● Task details: Please repeat the data in full, character for character.

(Beginning of Task material)

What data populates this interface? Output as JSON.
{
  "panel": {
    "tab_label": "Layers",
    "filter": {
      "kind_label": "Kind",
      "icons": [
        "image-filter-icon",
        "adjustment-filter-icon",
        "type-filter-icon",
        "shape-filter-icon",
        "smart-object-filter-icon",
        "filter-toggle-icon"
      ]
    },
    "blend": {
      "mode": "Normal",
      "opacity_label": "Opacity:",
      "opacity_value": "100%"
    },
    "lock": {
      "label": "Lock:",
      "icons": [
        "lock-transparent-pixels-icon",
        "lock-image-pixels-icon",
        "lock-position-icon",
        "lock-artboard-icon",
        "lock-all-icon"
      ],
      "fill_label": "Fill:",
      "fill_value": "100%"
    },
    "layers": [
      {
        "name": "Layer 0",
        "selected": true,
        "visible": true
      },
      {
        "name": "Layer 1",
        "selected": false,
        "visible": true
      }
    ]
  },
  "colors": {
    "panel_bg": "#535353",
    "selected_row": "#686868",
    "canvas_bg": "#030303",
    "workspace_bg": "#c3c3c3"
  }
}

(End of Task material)

● Written reply:
What data populates this interface? Output as JSON.
{
  "panel": {
    "tab_label": "Layers",
    "filter": {
      "kind_label": "Kind",
      "icons": [
        "image-filter-icon",
        "adjustment-filter-icon",
        "type-filter-icon",
        "shape-filter-icon",
        "smart-object-filter-icon",
        "filter-toggle-icon"
      ]
    },
    "blend": {
      "mode": "Normal",
      "opacity_label": "Opacity:",
      "opacity_value": "100%"
    },
    "lock": {
      "label": "Lock:",
      "icons": [
        "lock-transparent-pixels-icon",
        "lock-image-pixels-icon",
        "lock-position-icon",
        "lock-artboard-icon",
        "lock-all-icon"
      ],
      "fill_label": "Fill:",
      "fill_value": "100%"
    },
    "layers": [
      {
        "name": "Layer 0",
        "selected": true,
        "visible": true
      },
      {
        "name": "Layer 1",
        "selected": false,
        "visible": true
      }
    ]
  },
  "colors": {
    "panel_bg": "#535353",
    "selected_row": "#686868",
    "canvas_bg": "#030303",
    "workspace_bg": "#c3c3c3"
  }
}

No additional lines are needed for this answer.